• TASK INPUTS:
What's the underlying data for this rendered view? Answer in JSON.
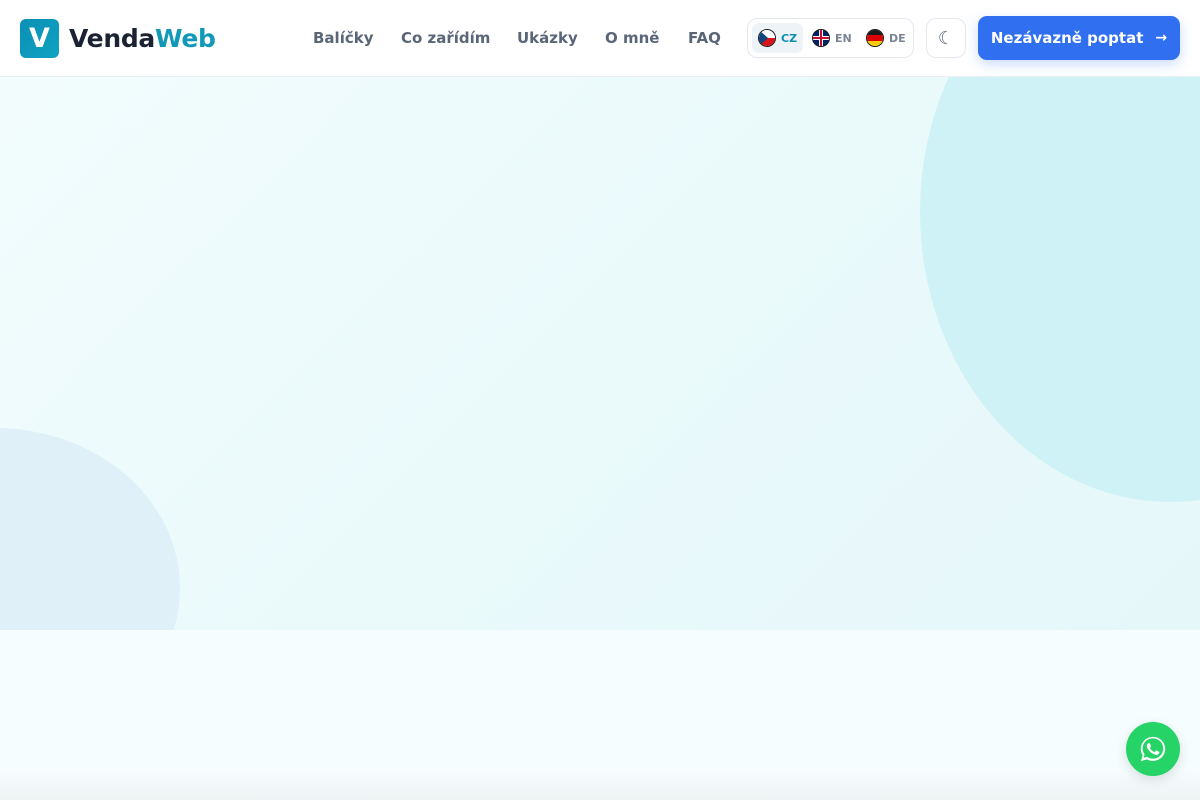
{
  "brand": {
    "logo_letter": "V",
    "name_part1": "Venda",
    "name_part2": "Web",
    "accent_color": "#1399b8"
  },
  "nav": {
    "items": [
      {
        "label": "Balíčky"
      },
      {
        "label": "Co zařídím"
      },
      {
        "label": "Ukázky"
      },
      {
        "label": "O mně"
      },
      {
        "label": "FAQ"
      }
    ]
  },
  "languages": {
    "selected": "CZ",
    "options": [
      {
        "code": "CZ",
        "icon": "czech-flag-icon"
      },
      {
        "code": "EN",
        "icon": "uk-flag-icon"
      },
      {
        "code": "DE",
        "icon": "german-flag-icon"
      }
    ]
  },
  "theme_toggle": {
    "icon": "moon-icon",
    "glyph": "☾"
  },
  "cta": {
    "label": "Nezávazně poptat",
    "arrow": "→",
    "color": "#2f6ff0"
  },
  "whatsapp": {
    "icon": "whatsapp-icon",
    "color": "#25d366"
  }
}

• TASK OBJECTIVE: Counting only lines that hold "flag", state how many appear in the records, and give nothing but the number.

• ANSWER TO THIS TASK: 3